Nolan McCarty, Keith T. Poole, Howard Rosenthal (2015) Political Bubbles: Financial Crises and the Failure of American Democracy, Princeton & Oxford: Princeton University Press.
Behind every financial crisis lurks a “political bubble”―policy biases that foster market behaviors leading to financial instability. Rather than tilting against risky behavior, political bubbles―arising from a potent combination of beliefs, institutions, and interests―aid, abet, and amplify risk. Demonstrating how political bubbles helped create the real estate-generated financial bubble and the 2008 financial crisis, this book argues that similar government oversights in the aftermath of the crisis undermined Washington’s response to the “popped” financial bubble, and shows how such patterns have occurred repeatedly throughout US history.
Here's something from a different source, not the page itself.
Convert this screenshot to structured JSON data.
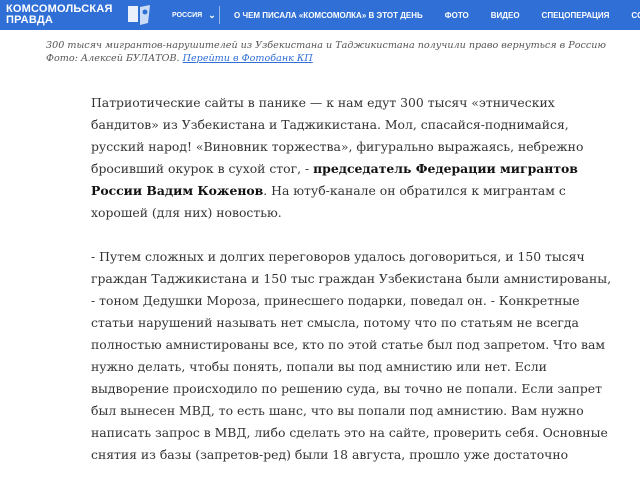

The authors show that just as financial bubbles are an unfortunate mix of mistaken beliefs, market imperfections, and greed, political bubbles are the product of rigid ideologies, unresponsive and ineffective government institutions, and special interests. Financial market innovations―including adjustable-rate mortgages, mortgage-backed securities, and credit default swaps―become subject to legislated leniency and regulatory failure, increasing hazardous practices. The authors shed important light on the politics that blinds regulators to the economic weaknesses that create the conditions for economic bubbles and recommend simple, focused rules that should help avoid such crises in the future.